Data supplied:
----

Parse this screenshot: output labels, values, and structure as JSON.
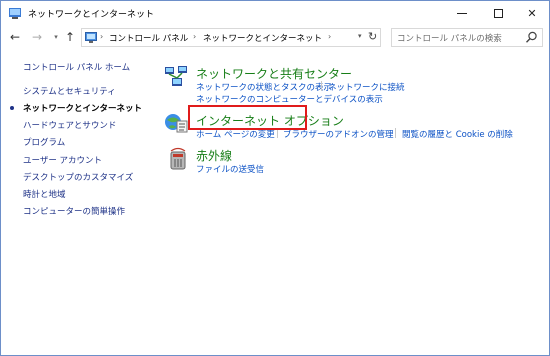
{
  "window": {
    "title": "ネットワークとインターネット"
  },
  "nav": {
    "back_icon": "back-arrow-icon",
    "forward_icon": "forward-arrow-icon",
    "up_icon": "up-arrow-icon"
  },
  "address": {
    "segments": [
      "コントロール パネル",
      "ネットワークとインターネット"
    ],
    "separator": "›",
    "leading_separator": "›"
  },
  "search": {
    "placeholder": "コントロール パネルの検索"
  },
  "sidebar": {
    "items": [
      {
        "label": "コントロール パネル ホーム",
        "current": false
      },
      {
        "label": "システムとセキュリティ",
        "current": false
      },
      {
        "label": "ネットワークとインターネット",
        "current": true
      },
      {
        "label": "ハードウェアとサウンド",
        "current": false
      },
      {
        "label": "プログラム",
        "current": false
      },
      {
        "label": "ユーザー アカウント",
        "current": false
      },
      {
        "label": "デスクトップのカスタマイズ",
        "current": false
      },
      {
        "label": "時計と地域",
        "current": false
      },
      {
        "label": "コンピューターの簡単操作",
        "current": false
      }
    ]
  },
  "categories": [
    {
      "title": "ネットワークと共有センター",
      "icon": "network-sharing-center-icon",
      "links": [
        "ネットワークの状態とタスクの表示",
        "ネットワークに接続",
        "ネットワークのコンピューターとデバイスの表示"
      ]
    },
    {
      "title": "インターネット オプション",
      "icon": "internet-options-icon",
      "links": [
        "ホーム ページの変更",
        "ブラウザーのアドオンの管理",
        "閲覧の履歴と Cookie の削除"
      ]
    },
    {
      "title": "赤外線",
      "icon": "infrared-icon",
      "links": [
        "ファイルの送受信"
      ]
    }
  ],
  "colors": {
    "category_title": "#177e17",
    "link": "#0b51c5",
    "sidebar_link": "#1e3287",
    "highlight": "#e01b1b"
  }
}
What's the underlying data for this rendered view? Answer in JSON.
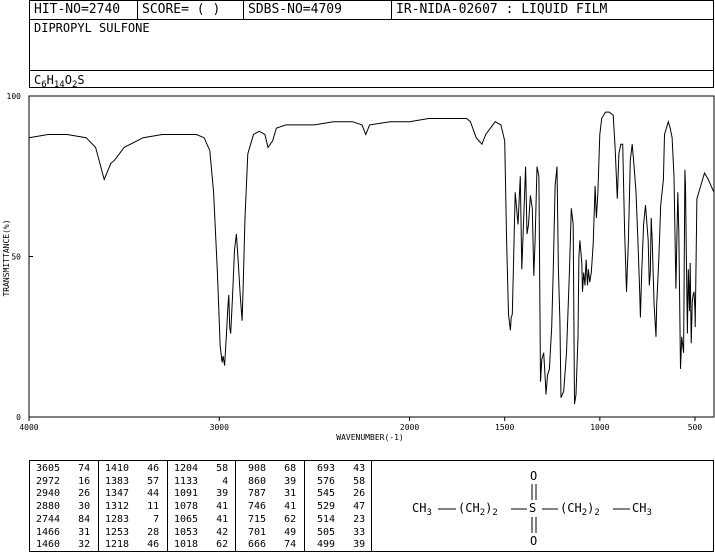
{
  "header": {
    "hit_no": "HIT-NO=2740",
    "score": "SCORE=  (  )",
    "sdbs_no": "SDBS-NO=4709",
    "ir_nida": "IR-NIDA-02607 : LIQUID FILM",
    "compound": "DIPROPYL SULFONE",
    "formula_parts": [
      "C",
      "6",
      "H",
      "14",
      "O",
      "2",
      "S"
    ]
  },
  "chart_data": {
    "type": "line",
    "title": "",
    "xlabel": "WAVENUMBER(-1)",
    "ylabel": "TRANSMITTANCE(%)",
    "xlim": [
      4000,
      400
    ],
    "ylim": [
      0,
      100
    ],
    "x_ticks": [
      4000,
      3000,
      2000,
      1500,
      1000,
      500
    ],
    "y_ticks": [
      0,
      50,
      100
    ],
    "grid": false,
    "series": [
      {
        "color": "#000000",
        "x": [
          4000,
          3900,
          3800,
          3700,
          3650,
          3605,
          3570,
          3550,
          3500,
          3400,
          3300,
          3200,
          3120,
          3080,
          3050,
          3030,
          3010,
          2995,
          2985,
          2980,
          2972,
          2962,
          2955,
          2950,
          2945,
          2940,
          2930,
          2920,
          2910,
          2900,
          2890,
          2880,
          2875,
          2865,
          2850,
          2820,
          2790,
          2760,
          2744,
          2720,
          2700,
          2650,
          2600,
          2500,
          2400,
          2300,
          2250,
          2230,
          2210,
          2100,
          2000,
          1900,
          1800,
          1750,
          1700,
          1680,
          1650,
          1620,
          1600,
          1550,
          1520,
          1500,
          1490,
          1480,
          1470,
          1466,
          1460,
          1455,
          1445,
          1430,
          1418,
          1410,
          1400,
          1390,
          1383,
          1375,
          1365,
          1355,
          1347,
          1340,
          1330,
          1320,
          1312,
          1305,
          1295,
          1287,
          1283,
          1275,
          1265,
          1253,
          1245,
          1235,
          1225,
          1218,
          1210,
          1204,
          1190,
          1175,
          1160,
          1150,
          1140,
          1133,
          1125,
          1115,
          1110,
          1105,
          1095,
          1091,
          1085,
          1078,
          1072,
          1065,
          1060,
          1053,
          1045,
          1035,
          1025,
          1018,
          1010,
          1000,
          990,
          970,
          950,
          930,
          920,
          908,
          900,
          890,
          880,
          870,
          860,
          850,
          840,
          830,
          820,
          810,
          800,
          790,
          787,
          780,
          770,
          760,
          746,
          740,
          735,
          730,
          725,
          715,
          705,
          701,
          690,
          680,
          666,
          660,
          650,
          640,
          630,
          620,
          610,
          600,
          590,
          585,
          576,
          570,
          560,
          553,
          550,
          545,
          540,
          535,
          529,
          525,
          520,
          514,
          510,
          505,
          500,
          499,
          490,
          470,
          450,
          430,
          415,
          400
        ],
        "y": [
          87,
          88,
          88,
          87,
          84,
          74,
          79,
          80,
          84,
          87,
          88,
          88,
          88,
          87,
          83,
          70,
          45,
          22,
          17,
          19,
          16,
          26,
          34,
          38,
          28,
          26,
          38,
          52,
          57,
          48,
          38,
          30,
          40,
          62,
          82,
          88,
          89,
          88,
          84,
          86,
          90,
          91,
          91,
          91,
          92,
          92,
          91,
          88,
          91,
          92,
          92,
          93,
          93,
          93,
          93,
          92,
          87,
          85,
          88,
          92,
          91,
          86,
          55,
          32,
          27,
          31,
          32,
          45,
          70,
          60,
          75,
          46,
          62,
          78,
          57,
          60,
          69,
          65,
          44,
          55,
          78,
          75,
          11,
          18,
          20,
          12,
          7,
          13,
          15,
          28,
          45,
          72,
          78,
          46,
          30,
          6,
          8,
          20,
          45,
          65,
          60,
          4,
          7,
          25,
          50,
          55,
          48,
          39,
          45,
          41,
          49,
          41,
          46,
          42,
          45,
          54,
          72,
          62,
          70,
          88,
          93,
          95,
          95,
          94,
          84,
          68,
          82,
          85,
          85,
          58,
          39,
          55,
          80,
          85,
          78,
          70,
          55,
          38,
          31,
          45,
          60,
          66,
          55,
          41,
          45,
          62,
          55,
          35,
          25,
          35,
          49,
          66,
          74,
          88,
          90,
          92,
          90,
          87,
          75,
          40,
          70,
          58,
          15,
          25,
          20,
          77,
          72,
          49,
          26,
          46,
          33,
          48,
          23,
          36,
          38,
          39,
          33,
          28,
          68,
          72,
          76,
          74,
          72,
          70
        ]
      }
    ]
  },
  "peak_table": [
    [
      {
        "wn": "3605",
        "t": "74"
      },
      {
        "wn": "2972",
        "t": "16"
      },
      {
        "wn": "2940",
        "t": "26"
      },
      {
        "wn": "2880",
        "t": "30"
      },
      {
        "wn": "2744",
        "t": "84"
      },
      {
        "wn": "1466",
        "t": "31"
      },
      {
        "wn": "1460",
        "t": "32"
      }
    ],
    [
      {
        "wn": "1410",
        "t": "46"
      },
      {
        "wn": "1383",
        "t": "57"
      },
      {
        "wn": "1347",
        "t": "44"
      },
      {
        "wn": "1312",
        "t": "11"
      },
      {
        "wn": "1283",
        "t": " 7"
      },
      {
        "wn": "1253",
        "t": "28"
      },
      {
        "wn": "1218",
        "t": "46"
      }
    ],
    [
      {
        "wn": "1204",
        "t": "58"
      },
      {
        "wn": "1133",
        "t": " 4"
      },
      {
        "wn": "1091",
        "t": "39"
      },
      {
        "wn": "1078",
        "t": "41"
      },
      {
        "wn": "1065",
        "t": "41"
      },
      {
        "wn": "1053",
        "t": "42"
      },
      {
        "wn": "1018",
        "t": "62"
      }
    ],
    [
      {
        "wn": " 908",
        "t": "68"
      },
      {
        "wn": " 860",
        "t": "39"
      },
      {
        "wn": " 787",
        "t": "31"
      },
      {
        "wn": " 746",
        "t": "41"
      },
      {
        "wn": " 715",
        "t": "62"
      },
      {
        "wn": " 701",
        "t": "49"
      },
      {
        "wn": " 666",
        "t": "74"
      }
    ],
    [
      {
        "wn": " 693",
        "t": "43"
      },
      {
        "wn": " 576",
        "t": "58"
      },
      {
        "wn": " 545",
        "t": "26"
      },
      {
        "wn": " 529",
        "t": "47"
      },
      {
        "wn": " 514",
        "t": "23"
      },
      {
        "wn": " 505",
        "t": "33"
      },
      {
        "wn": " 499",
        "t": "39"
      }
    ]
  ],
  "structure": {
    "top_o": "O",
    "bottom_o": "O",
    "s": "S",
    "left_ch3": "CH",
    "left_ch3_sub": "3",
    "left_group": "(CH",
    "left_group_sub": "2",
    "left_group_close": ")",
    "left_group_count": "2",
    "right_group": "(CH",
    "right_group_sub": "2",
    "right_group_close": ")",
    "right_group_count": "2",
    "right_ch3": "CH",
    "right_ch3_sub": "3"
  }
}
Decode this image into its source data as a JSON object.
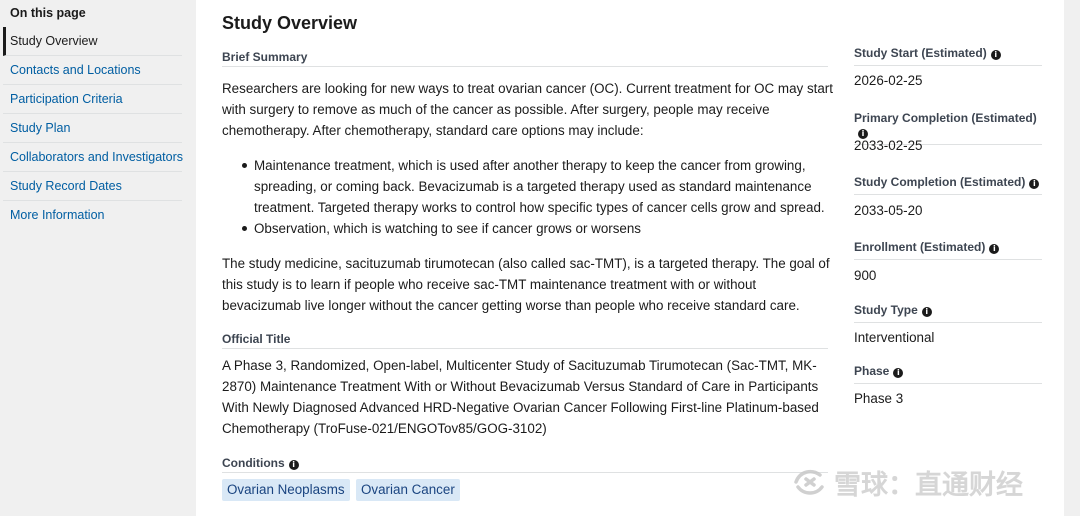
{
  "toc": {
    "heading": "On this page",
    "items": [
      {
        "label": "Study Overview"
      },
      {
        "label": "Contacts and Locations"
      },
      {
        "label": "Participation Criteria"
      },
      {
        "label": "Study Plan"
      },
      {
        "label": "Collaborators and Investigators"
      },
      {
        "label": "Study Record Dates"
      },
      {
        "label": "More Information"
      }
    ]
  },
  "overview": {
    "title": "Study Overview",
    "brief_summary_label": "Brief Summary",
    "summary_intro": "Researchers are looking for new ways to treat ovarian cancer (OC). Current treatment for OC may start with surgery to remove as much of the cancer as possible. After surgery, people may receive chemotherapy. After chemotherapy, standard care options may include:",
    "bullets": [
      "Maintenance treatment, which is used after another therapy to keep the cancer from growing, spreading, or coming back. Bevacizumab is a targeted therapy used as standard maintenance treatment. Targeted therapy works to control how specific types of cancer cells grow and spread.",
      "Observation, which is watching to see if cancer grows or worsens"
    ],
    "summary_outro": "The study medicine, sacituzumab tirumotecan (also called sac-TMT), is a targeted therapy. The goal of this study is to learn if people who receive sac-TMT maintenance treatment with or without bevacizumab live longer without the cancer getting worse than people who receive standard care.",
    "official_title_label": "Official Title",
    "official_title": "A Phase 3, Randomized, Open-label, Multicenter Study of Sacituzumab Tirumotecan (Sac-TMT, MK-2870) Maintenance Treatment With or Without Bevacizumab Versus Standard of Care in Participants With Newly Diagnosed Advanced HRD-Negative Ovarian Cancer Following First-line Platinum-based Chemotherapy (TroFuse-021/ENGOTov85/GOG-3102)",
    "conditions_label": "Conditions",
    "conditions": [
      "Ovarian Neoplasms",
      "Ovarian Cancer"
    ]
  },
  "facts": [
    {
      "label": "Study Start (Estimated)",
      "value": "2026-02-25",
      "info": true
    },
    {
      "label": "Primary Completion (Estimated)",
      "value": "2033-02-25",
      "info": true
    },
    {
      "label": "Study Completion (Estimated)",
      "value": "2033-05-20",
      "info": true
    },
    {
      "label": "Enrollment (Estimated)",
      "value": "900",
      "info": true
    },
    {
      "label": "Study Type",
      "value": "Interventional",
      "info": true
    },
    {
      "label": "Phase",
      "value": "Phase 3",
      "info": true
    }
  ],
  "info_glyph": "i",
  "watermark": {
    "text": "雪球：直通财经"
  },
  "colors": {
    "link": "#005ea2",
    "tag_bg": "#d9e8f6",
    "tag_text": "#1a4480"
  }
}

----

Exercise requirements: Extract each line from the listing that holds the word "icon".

Expected output:
    "back_icon": "back-arrow-icon",
    "forward_icon": "forward-arrow-icon",
    "up_icon": "up-arrow-icon"
      "icon": "network-sharing-center-icon",
      "icon": "internet-options-icon",
      "icon": "infrared-icon",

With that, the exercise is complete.